Ritual is preserved because it preserves luck. Not only among the Romans and the Brahmans, with their endless minute ritual actions, but among such lower races as the Kanekas of New Caledonia, the efficacy of religious functions is destroyed by the slightest accidental infraction of established rules.[2] The same timid conservatism presides over myth, and in each locality the mystery-plays, with their accompanying narratives, preserved inviolate the early forms of legend. Myth and ritual do not admit of being argued about. "C'était le rite établi. Ce n'était pas plus absurde qu'autre chose," says the conservative in M. Renan's piece, defending the mode of appointment of

               "The priest who slew the slayer,
               And shall himself be slain."

Now, if the rites and myths preserved by the timorousness of this same "cowardice towards the supernatural" were originally evolved in the stage of savagery, savage they would remain, as it is impious and dangerous to reform them till the religion which they serve perishes with them. These relics in Greek ritual and faith are very commonly explained as due to Oriental influences, as things borrowed from the dark and bloody superstitious of Asia.

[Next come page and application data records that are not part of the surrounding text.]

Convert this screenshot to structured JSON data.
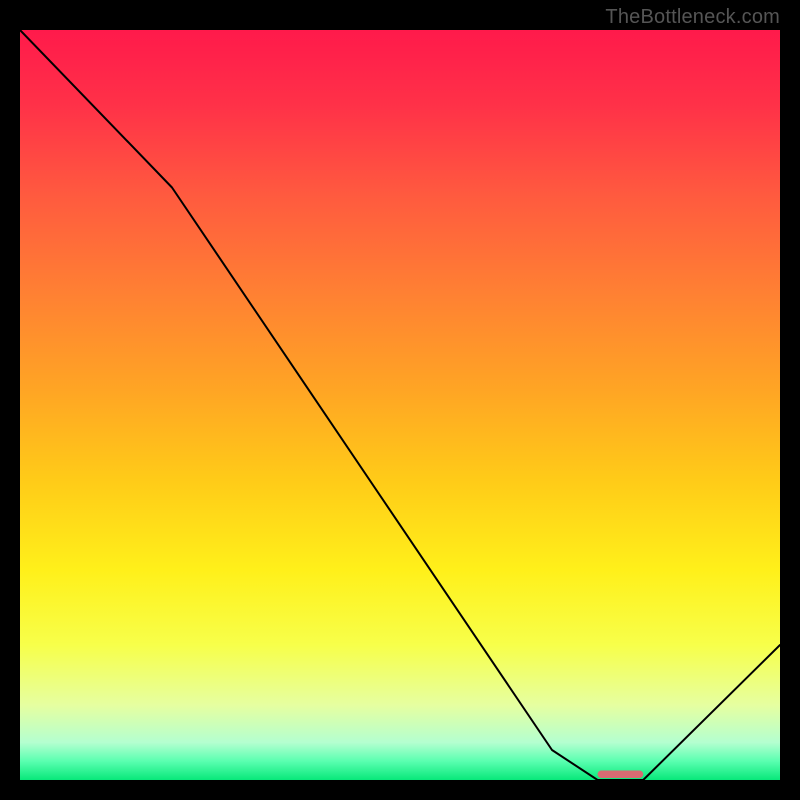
{
  "watermark": "TheBottleneck.com",
  "chart_data": {
    "type": "line",
    "title": "",
    "xlabel": "",
    "ylabel": "",
    "xlim": [
      0,
      100
    ],
    "ylim": [
      0,
      100
    ],
    "series": [
      {
        "name": "curve",
        "x": [
          0,
          20,
          70,
          76,
          82,
          100
        ],
        "y": [
          100,
          79,
          4,
          0,
          0,
          18
        ],
        "stroke": "#000000",
        "stroke_width": 2
      }
    ],
    "marker": {
      "x_start": 76,
      "x_end": 82,
      "y": 0,
      "color": "#d86b72",
      "height_frac": 0.01
    },
    "background_gradient": {
      "stops": [
        {
          "offset": 0.0,
          "color": "#ff1a4b"
        },
        {
          "offset": 0.1,
          "color": "#ff3148"
        },
        {
          "offset": 0.22,
          "color": "#ff5a3f"
        },
        {
          "offset": 0.35,
          "color": "#ff8033"
        },
        {
          "offset": 0.48,
          "color": "#ffa524"
        },
        {
          "offset": 0.6,
          "color": "#ffcb18"
        },
        {
          "offset": 0.72,
          "color": "#fff01a"
        },
        {
          "offset": 0.82,
          "color": "#f7ff4a"
        },
        {
          "offset": 0.9,
          "color": "#e6ffa0"
        },
        {
          "offset": 0.95,
          "color": "#b4ffd0"
        },
        {
          "offset": 0.975,
          "color": "#5affb0"
        },
        {
          "offset": 1.0,
          "color": "#08e87a"
        }
      ]
    }
  }
}
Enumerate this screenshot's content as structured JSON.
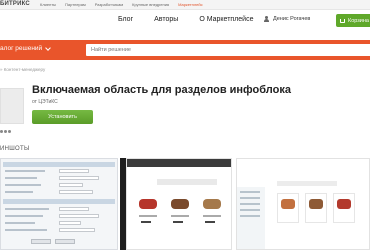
{
  "topbar": {
    "brand": "БИТРИКС",
    "links": [
      "Клиенты",
      "Партнерам",
      "Разработчикам",
      "Крупные внедрения",
      "Маркетплейс"
    ]
  },
  "nav": {
    "items": [
      "Блог",
      "Авторы",
      "О Маркетплейсе"
    ],
    "user_name": "Денис Рогачев",
    "cart_label": "Корзина"
  },
  "catalog": {
    "label": "алог решений",
    "search_placeholder": "Найти решение"
  },
  "breadcrumb": "» Контент-менеджеру",
  "product": {
    "title": "Включаемая область для разделов инфоблока",
    "vendor": "от ЦЭТиКС",
    "install_label": "Установить"
  },
  "screenshots": {
    "title": "ИНШОТЫ"
  },
  "colors": {
    "accent_orange": "#e9552b",
    "install_green": "#5fa82a"
  }
}
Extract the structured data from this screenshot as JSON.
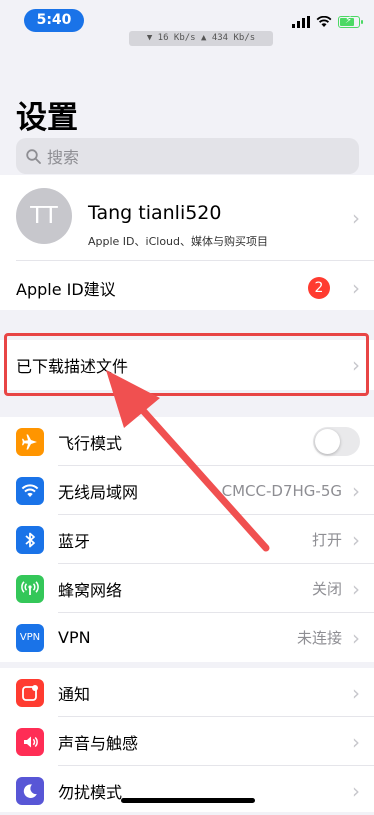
{
  "status": {
    "time": "5:40",
    "speed": "▼ 16 Kb/s   ▲ 434 Kb/s"
  },
  "page": {
    "title": "设置"
  },
  "search": {
    "placeholder": "搜索"
  },
  "profile": {
    "initials": "TT",
    "name": "Tang tianli520",
    "subtitle": "Apple ID、iCloud、媒体与购买项目"
  },
  "suggestion": {
    "label": "Apple ID建议",
    "badge": "2"
  },
  "downloaded": {
    "label": "已下载描述文件"
  },
  "connectivity": [
    {
      "label": "飞行模式",
      "value": "",
      "icon": "airplane-icon",
      "color": "#ff9500",
      "toggle": true
    },
    {
      "label": "无线局域网",
      "value": "CMCC-D7HG-5G",
      "icon": "wifi-icon",
      "color": "#1a73e8"
    },
    {
      "label": "蓝牙",
      "value": "打开",
      "icon": "bluetooth-icon",
      "color": "#1a73e8"
    },
    {
      "label": "蜂窝网络",
      "value": "关闭",
      "icon": "cellular-icon",
      "color": "#34c759"
    },
    {
      "label": "VPN",
      "value": "未连接",
      "icon": "vpn-icon",
      "color": "#1a73e8",
      "icon_text": "VPN"
    }
  ],
  "notifications": [
    {
      "label": "通知",
      "icon": "notification-icon",
      "color": "#ff3b30"
    },
    {
      "label": "声音与触感",
      "icon": "sound-icon",
      "color": "#ff2d55"
    },
    {
      "label": "勿扰模式",
      "icon": "moon-icon",
      "color": "#5856d6"
    }
  ],
  "colors": {
    "highlight": "#e84545",
    "arrow": "#f05050"
  }
}
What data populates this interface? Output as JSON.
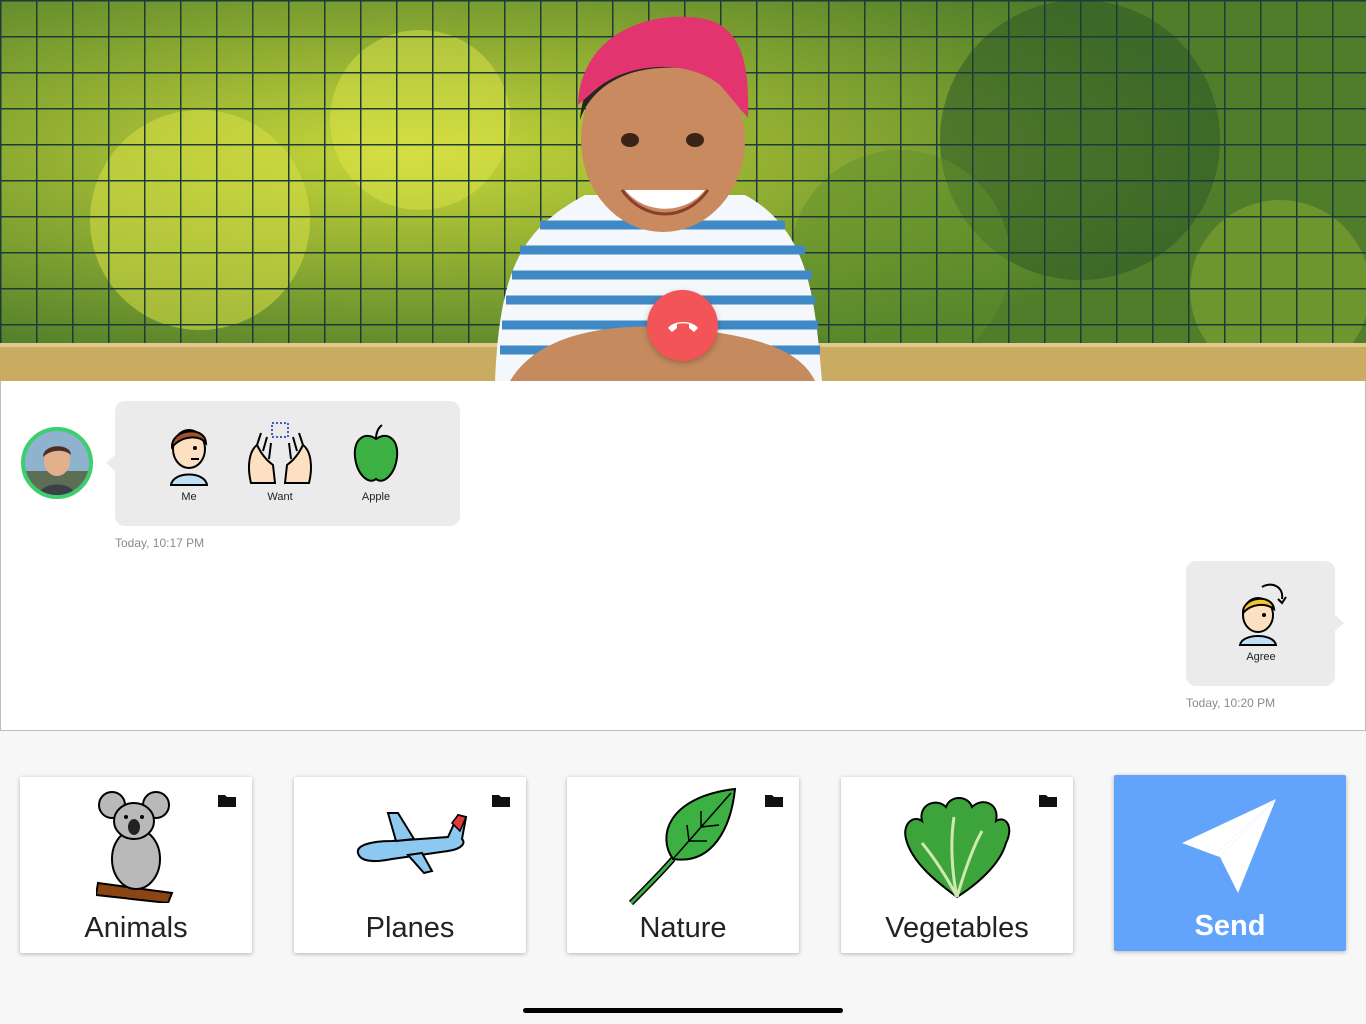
{
  "call": {
    "hangup_icon": "phone-hangup-icon",
    "accent_color": "#f25457"
  },
  "conversation": {
    "incoming": {
      "avatar_ring_color": "#3ccf6f",
      "symbols": [
        {
          "label": "Me",
          "icon": "person-me-icon"
        },
        {
          "label": "Want",
          "icon": "hands-want-icon"
        },
        {
          "label": "Apple",
          "icon": "apple-icon"
        }
      ],
      "timestamp": "Today, 10:17 PM"
    },
    "outgoing": {
      "symbols": [
        {
          "label": "Agree",
          "icon": "person-agree-icon"
        }
      ],
      "timestamp": "Today, 10:20 PM"
    }
  },
  "board": {
    "tiles": [
      {
        "label": "Animals",
        "icon": "koala-icon",
        "folder": true
      },
      {
        "label": "Planes",
        "icon": "airplane-icon",
        "folder": true
      },
      {
        "label": "Nature",
        "icon": "leaf-icon",
        "folder": true
      },
      {
        "label": "Vegetables",
        "icon": "lettuce-icon",
        "folder": true
      }
    ],
    "send": {
      "label": "Send",
      "icon": "paper-plane-icon",
      "color": "#62a4fb"
    }
  }
}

  1. Ap. Hermann, Lehrbuch, p. 41; Aglaophamus, 965.
  2. Thus the watchers of the dead in New Caledonia are fed by the sorcerer with a mess at the end of a very long spoon, and should the food miss the mouth, all the ceremonies have to be repeated. This detail is from Mr. J. J. Atkinson.